= PROBLEM REQUIREMENTS =
Using the entries that follow, collect the lines where the word "have" appears.

= RECORDED INFORMATION =
::::::
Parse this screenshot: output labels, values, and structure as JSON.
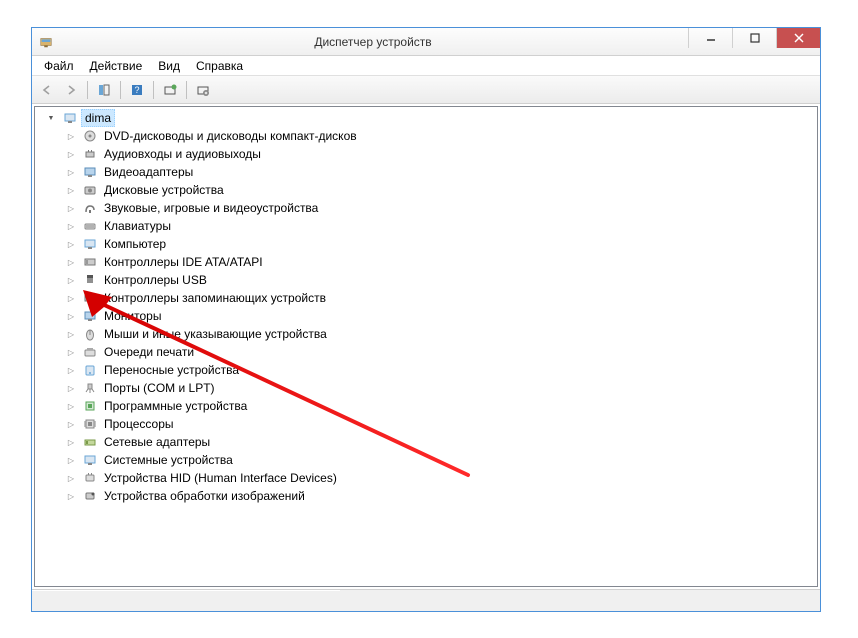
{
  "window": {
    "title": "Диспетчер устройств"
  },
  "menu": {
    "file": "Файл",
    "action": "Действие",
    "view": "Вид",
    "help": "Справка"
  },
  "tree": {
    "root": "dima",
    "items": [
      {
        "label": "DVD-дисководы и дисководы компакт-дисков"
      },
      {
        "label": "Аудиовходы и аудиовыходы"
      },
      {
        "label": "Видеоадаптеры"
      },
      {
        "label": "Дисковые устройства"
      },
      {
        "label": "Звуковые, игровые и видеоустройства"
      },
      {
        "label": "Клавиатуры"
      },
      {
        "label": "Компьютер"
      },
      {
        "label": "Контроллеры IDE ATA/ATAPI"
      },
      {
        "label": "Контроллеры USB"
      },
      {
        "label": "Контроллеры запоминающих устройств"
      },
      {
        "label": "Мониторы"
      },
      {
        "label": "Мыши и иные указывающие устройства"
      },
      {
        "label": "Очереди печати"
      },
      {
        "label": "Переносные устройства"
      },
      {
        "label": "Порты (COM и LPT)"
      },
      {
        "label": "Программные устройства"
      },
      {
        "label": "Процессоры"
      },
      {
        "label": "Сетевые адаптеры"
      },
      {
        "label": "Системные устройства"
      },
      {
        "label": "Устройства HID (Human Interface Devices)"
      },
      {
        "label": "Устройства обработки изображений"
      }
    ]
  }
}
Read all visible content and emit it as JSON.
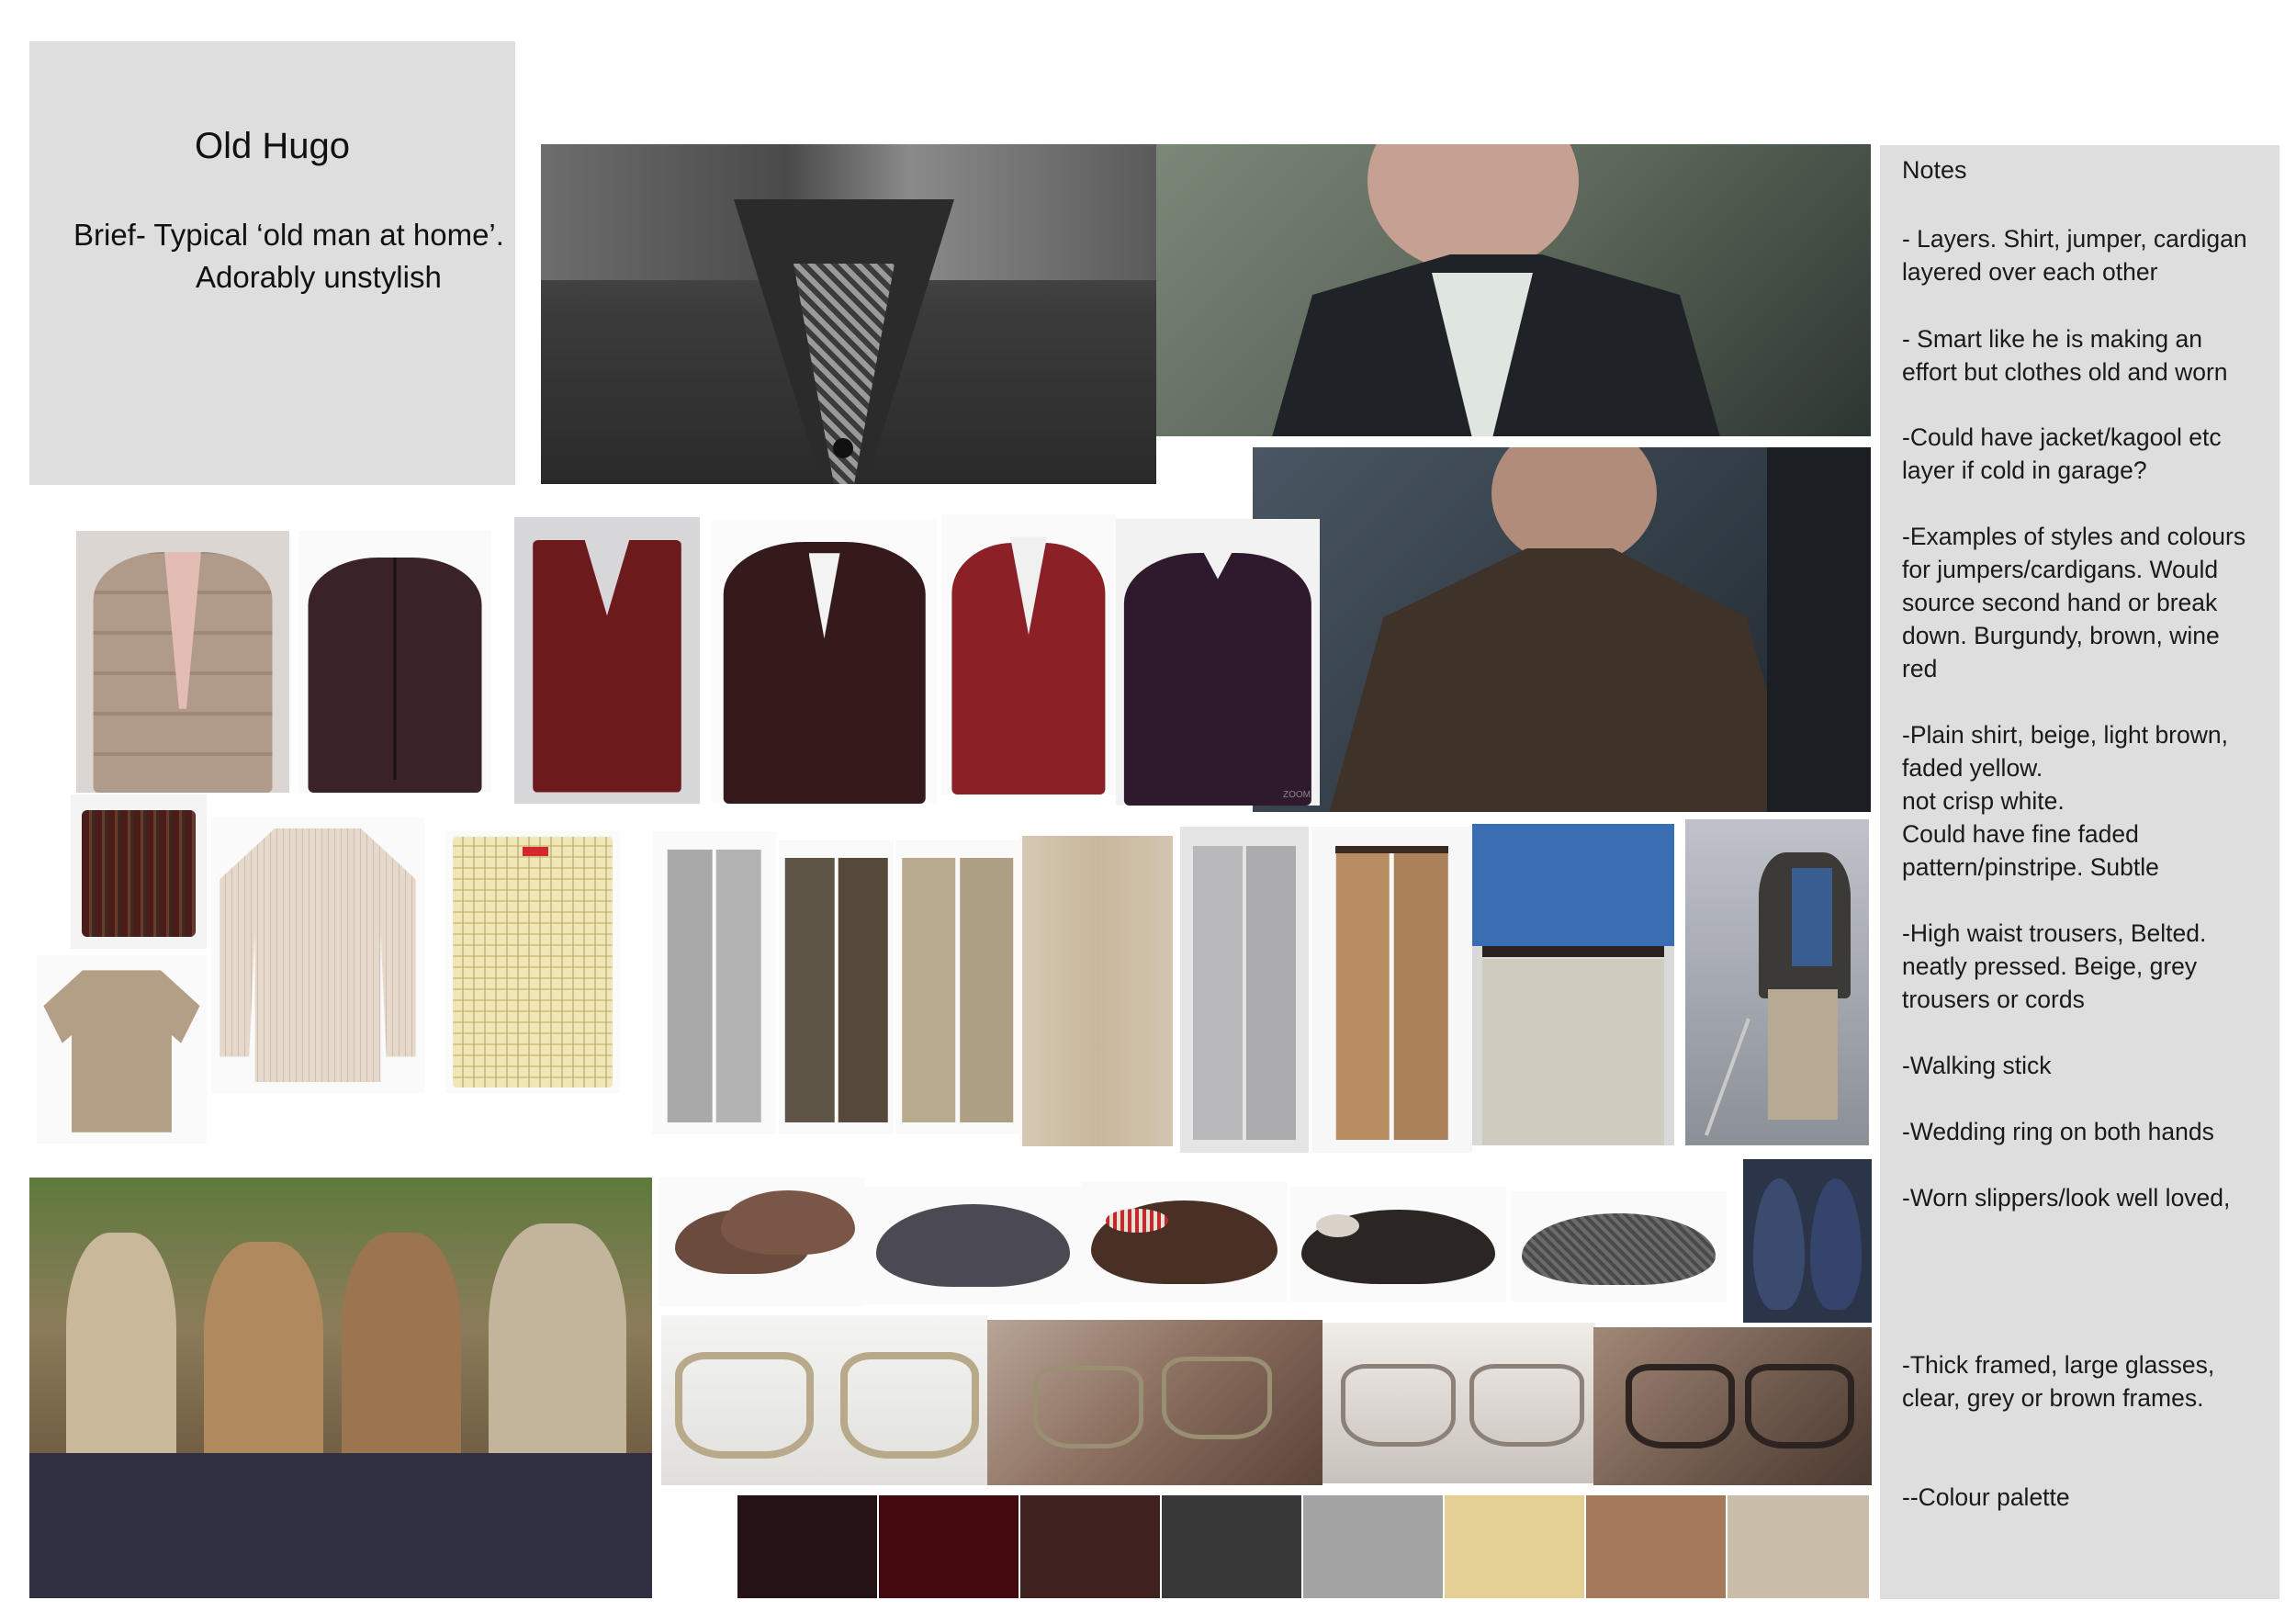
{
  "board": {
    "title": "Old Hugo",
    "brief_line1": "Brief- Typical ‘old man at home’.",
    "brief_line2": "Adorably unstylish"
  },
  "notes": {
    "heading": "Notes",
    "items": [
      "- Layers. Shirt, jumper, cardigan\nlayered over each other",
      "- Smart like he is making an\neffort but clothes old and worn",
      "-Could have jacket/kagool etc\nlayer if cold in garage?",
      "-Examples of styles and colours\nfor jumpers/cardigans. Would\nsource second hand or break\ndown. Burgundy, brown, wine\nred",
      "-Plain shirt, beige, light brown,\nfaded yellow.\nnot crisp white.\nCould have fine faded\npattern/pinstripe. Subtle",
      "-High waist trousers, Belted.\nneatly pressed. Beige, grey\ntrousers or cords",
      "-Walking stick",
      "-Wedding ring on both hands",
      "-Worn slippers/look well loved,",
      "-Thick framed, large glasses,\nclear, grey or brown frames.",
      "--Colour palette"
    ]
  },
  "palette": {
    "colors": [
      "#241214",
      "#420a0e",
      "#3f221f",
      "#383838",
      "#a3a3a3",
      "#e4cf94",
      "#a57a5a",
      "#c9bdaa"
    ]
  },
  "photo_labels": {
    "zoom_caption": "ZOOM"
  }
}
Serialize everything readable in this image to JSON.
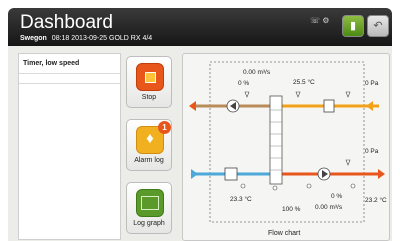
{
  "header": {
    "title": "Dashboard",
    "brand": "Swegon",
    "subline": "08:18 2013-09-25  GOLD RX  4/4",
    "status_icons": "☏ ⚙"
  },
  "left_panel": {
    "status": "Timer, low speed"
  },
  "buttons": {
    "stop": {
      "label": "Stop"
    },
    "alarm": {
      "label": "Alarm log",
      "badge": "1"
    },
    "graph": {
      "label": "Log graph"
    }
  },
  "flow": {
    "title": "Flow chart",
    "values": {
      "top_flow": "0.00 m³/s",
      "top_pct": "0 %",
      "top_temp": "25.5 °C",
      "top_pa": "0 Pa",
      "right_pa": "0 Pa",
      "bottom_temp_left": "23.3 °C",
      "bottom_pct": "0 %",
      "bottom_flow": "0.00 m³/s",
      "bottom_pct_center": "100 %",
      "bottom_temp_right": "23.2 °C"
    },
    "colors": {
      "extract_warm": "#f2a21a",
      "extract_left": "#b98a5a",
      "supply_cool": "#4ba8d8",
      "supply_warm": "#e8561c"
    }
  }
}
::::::
= COMPLETED EXERCISE =
      "-Could have jacket/kagool etc\nlayer if cold in garage?",
      "-Plain shirt, beige, light brown,\nfaded yellow.\nnot crisp white.\nCould have fine faded\npattern/pinstripe. Subtle",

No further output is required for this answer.